The research team of Juanes, postdoctoral associate Luis Cueto-Felgueroso and graduate students Birendra Jha and Michael Szulczewski, made a series of controlled experiments using mixtures of water and glycerol, a colorless liquid generally about a thousand times more viscous than water. By alternating the viscosity of the liquids and the velocity of the injection flows, Jha was able to create a mathematical model of the process and use that to determine the best viscosity ratio for a particular velocity. He is lead author on the PRL paper.
"It's been known for a very long time that a low viscosity fluid will finger through the high viscosity fluid," said Juanes. "What was not known is how this affects the mixing rate of the two fluids. For instance, in the petroleum industry, people have developed increasingly refined models of how quickly the low viscosity fluid will reach the production well, but know little about how it will mix once it makes contact with the oil."
Similarly, Juanes said, in microfluidics technology, the use of fluids of different viscosities has not been seriously proposed as a mixing mechanism, but the new study indicates it could work very efficiently in the miniscule channels.
"We can now say that on average, the viscosity of the fluid injected should be about 10 times lower than that of the fluid into which it is injected," said Juanes. "If the contrast is greater than 10, then the injection should be done more slowly to achieve the fastest maximum mixing. Otherwise, the low viscosity fluid will create a single channel through the thicker fluid, which is not ideal."

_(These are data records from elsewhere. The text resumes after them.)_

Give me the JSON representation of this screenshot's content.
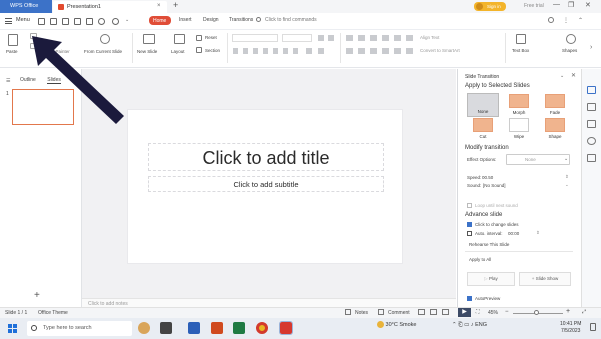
{
  "titlebar": {
    "wps_tab": "WPS Office",
    "doc_tab": "Presentation1",
    "close_glyph": "×",
    "new_tab_glyph": "+",
    "signin": "Sign in",
    "free_trial": "Free trial",
    "window_controls": [
      "—",
      "❐",
      "✕"
    ]
  },
  "menubar": {
    "menu_label": "Menu",
    "tabs": [
      "Home",
      "Insert",
      "Design",
      "Transitions"
    ],
    "active_tab": "Home",
    "find_placeholder": "Click to find commands"
  },
  "ribbon": {
    "paste": "Paste",
    "format_painter": "Format Painter",
    "current_slide": "From Current Slide",
    "new_slide": "New Slide",
    "layout": "Layout",
    "reset": "Reset",
    "section": "Section",
    "text_box": "Text Box",
    "shapes": "Shapes",
    "align_text": "Align Text",
    "convert_smartart": "Convert to SmartArt"
  },
  "left_pane": {
    "tabs": [
      "Outline",
      "Slides"
    ],
    "slide_number": "1",
    "add_glyph": "+"
  },
  "slide": {
    "title_placeholder": "Click to add title",
    "subtitle_placeholder": "Click to add subtitle"
  },
  "notes_placeholder": "Click to add notes",
  "transition_panel": {
    "header": "Slide Transition",
    "apply_section": "Apply to Selected Slides",
    "transitions": [
      "None",
      "Morph",
      "Fade",
      "Cut",
      "Wipe",
      "Shape"
    ],
    "modify_section": "Modify transition",
    "effect_options_label": "Effect Options:",
    "effect_options_value": "None",
    "speed_label": "Speed:",
    "speed_value": "00.50",
    "sound_label": "Sound:",
    "sound_value": "[No Sound]",
    "loop_label": "Loop until next sound",
    "advance_section": "Advance slide",
    "click_change": "Click to change slides",
    "auto_interval_label": "Auto. interval:",
    "auto_interval_value": "00:00",
    "rehearse": "Rehearse This Slide",
    "apply_all": "Apply to All",
    "play": "Play",
    "slide_show": "Slide Show",
    "autopreview": "AutoPreview"
  },
  "statusbar": {
    "slide_count": "Slide 1 / 1",
    "theme": "Office Theme",
    "notes": "Notes",
    "comment": "Comment",
    "zoom": "45%"
  },
  "taskbar": {
    "search_placeholder": "Type here to search",
    "weather": "30°C Smoke",
    "language": "ENG",
    "time": "10:41 PM",
    "date": "7/5/2023"
  },
  "colors": {
    "accent_red": "#e04d37",
    "wps_blue": "#3c72c8",
    "transition_orange": "#f0b48e",
    "arrow": "#1b1a3c"
  }
}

Cueto-Felgueroso said a similar process is at work in the engraved channels of a microfluidic device and in subsurface rock containing oil. "Mixing fluids at small scales or velocities is difficult because you can't rely on turbulence: it would be hard to stir milk into your coffee if you were using a microscopic cup," Cueto-Felgueroso said. "With viscous fingering, you let the fluids do the job of stirring."